[Opening INFORMATION SUPPLIED section]
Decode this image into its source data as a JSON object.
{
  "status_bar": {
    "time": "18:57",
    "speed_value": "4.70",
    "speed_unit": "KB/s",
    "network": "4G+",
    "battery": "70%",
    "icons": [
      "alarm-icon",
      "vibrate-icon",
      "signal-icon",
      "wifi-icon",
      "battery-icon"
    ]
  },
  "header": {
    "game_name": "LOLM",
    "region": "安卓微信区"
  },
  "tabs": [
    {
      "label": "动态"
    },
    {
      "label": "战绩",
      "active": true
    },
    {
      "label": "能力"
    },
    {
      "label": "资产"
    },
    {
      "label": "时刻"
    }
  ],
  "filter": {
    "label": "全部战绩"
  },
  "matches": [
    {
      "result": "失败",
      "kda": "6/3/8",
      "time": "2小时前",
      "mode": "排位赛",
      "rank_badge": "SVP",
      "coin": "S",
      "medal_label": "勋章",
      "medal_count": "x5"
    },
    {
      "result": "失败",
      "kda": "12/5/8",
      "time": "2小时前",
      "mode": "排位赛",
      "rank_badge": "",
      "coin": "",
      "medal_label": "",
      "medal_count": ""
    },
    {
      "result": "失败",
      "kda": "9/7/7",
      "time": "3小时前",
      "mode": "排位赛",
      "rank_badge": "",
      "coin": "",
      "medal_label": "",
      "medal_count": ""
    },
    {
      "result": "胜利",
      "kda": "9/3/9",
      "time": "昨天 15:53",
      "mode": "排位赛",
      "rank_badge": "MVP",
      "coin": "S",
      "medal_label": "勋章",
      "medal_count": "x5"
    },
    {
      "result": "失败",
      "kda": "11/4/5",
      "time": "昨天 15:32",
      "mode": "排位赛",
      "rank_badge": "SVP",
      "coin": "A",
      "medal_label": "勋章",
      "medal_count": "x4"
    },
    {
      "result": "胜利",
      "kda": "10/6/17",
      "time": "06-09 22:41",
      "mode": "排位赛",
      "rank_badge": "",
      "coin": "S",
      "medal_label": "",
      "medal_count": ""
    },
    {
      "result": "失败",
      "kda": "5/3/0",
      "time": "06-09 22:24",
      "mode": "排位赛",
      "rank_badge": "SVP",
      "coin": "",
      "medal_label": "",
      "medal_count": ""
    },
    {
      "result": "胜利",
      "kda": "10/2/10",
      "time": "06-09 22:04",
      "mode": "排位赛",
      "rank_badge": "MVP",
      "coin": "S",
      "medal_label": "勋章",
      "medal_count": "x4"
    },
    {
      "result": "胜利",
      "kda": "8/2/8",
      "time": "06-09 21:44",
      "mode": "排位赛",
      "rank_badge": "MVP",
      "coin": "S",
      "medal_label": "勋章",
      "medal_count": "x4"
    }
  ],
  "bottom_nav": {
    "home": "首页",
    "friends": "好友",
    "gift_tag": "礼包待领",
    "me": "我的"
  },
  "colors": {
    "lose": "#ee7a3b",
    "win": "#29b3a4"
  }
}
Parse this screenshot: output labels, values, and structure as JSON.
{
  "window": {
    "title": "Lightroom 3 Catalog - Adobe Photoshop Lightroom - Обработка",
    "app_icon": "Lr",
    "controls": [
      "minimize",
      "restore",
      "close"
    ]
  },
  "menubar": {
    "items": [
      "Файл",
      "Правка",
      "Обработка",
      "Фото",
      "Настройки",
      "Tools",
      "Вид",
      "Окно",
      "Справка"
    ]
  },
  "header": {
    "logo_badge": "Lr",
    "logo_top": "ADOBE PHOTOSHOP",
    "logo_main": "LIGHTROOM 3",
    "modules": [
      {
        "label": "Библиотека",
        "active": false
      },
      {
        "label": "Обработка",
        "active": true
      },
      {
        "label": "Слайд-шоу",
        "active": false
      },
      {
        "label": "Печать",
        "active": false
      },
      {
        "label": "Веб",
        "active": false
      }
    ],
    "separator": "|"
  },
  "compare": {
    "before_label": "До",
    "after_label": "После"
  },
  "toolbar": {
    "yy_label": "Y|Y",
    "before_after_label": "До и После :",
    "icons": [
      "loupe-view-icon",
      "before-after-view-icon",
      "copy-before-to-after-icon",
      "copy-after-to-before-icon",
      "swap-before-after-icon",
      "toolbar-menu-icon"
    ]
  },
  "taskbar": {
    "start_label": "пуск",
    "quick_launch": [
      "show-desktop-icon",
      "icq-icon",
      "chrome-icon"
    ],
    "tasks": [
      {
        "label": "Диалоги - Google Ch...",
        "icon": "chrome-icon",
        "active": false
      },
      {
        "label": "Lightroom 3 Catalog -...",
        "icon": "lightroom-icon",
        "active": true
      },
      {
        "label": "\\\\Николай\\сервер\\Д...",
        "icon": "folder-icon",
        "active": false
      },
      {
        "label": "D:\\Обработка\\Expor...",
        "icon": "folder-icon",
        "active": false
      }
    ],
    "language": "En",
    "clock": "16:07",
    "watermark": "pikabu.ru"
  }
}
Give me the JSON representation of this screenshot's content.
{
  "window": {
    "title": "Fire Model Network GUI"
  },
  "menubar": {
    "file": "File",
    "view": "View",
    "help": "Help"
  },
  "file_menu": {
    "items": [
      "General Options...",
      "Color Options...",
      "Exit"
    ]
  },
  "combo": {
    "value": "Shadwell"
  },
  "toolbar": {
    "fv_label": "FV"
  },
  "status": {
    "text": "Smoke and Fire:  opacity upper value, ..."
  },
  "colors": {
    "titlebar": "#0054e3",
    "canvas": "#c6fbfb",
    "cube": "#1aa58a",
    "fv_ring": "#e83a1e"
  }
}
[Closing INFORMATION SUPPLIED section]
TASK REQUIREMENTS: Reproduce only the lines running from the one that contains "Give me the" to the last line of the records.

EXPECTED ANSWER:
Give me the JSON representation of this screenshot's content.
{
  "window": {
    "title": "Fire Model Network GUI"
  },
  "menubar": {
    "file": "File",
    "view": "View",
    "help": "Help"
  },
  "file_menu": {
    "items": [
      "General Options...",
      "Color Options...",
      "Exit"
    ]
  },
  "combo": {
    "value": "Shadwell"
  },
  "toolbar": {
    "fv_label": "FV"
  },
  "status": {
    "text": "Smoke and Fire:  opacity upper value, ..."
  },
  "colors": {
    "titlebar": "#0054e3",
    "canvas": "#c6fbfb",
    "cube": "#1aa58a",
    "fv_ring": "#e83a1e"
  }
}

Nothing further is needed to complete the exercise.